We carefully tended these trees for ten years. Every year, with the help of the Mountain Research Station staff, we irrigate, lime, prune, mow, weed, scout, and manage diseases and insects. We also conduct experiments on how to grow truffles and identifying the fungi in the orchard. And seven years after planting, in 2017, we harvested our first truffle! (it does take patience!)
We harvested a few truffles in the 2017-2018 season (these truffles ripen in the winter) and a few more in the 2018-2019 season. And this year, in the 2019-2020 season, we have harvested 40 truffles so far! And this is a very small test orchard; less than two-tenths of an acre.
The truffles looked good and smelled wonderful, but how did they taste? That’s important information to have! So, after the January 5, 2020 truffle hunt, Asheville chef, Susi Gott Seguret, arranged for a special truffle feast to be prepared so chefs, a food writer, a highly experienced truffle grower and connoisseur, our NC State University research assistant, Leonora Stefanile, Lois Martin, and a few others could test out the quality and flavor of these North Carolina grown truffles.
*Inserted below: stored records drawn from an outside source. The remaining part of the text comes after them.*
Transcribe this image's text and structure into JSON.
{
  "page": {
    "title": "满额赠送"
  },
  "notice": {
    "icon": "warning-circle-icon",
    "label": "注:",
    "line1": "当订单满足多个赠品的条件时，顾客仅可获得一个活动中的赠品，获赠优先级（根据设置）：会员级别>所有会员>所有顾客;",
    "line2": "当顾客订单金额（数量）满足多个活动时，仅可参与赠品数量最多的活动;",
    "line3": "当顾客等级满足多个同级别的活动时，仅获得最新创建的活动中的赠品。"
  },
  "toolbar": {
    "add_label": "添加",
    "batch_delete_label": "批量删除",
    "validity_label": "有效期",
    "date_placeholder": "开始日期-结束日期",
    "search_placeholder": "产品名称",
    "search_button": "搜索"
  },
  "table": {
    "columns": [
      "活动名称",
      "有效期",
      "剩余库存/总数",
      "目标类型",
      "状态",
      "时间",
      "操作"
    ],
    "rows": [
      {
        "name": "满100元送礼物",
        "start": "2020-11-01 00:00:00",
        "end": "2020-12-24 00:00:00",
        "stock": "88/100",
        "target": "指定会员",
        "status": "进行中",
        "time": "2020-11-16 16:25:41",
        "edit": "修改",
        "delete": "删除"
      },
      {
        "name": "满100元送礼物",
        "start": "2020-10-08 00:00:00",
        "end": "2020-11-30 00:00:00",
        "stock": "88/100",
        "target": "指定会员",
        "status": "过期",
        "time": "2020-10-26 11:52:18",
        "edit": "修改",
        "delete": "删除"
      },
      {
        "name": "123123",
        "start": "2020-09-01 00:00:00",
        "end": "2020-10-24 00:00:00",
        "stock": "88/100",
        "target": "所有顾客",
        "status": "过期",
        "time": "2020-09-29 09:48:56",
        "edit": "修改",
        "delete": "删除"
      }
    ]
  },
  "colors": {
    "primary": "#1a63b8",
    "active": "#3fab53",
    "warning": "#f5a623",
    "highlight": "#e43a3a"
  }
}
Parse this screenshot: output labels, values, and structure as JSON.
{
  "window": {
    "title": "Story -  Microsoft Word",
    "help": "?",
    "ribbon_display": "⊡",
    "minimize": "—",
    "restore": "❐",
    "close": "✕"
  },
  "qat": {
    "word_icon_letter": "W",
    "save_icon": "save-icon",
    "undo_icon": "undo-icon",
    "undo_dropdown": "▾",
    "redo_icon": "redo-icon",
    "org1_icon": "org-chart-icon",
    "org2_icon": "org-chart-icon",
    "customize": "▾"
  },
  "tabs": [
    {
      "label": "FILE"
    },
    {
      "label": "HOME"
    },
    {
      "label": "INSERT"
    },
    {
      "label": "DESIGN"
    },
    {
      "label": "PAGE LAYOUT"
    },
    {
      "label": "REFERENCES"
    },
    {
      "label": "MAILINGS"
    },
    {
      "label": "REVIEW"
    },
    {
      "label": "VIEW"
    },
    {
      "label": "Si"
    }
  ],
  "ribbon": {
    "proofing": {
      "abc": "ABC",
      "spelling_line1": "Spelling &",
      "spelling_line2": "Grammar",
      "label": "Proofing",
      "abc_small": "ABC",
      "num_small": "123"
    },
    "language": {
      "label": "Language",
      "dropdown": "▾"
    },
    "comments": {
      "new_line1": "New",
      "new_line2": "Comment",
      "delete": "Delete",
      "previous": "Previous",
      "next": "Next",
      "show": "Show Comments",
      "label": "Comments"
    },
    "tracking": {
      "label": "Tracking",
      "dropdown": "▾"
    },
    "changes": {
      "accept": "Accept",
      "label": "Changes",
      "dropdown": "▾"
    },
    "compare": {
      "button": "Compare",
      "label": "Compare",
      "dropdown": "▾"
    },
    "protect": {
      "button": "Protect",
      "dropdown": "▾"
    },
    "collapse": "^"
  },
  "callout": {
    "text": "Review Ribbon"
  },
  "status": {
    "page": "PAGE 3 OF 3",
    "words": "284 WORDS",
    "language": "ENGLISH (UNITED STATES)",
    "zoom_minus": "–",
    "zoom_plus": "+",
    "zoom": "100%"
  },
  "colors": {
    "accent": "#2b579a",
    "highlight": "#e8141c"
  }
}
The final decision was that they were delicious; just as good as fresh European grown Black Perigord truffles and much better than imported Black Perigord truffles because they were super fresh.
Do you want to learn more? There are several events coming up that you might want to attend. The Asheville Truffle Experience will take place on February 7–9, 2020, in Asheville, NC and will include truffle tastings, truffle seminar on growing and using truffles, a truffle dinner, and a truffle hunt at the NC State University truffle orchard. This event is appropriate for anyone who enjoys eating good food and is curious about truffles.
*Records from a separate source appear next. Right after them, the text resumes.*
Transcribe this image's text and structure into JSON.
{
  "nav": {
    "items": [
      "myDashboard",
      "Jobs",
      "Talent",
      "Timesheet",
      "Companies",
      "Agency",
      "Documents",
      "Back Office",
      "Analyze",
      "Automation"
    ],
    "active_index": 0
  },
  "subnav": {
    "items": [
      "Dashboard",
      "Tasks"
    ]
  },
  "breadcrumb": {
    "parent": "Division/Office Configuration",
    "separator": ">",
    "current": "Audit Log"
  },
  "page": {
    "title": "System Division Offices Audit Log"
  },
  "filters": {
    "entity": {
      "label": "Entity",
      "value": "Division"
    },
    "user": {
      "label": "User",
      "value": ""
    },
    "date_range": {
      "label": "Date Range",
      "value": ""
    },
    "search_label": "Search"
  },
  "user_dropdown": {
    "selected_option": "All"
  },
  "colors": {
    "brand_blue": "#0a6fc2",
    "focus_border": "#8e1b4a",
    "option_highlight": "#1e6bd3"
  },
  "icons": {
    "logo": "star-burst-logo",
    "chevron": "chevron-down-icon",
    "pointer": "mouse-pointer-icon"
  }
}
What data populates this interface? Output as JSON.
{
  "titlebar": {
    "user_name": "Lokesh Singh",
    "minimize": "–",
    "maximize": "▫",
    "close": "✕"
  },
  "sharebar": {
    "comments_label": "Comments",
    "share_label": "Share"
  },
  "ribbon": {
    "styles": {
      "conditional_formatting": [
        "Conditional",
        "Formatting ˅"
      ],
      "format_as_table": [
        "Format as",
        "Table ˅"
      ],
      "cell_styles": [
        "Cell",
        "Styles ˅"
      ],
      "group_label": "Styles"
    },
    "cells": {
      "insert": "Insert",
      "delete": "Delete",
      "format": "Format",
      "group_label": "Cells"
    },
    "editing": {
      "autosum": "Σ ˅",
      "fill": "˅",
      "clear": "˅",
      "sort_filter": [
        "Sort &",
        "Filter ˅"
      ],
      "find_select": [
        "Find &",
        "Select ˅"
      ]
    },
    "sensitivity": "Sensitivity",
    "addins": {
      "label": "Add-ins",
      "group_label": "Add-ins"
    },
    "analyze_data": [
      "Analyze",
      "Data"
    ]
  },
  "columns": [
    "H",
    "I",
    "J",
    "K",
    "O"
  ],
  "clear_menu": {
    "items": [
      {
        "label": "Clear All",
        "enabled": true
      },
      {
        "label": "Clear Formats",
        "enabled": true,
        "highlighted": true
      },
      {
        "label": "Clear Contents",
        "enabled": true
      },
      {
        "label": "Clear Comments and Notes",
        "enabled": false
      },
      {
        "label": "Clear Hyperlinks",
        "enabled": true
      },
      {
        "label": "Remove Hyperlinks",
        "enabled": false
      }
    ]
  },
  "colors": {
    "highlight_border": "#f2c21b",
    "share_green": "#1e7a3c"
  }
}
If you are a truffle grower already or might want to become one, I strongly recommend that you attend the North American Truffle Growers Association conference on February 21–23, 2020, in Charlotte, NC. Here you will learn from truffle experts from around the world, we will update you on our NC State University truffle research, you will get to mingle with lots of other truffle growers, and you will enjoy a great truffle dinner.
If you want to cook with truffles, watch for the release of Susi’s new cookbook.
And, if you are interested in attending one of our field days, where you can visit the NC State University truffle orchard, or just staying up to date on our activities, subscribe to our news updates (and check “new crops and organics news”).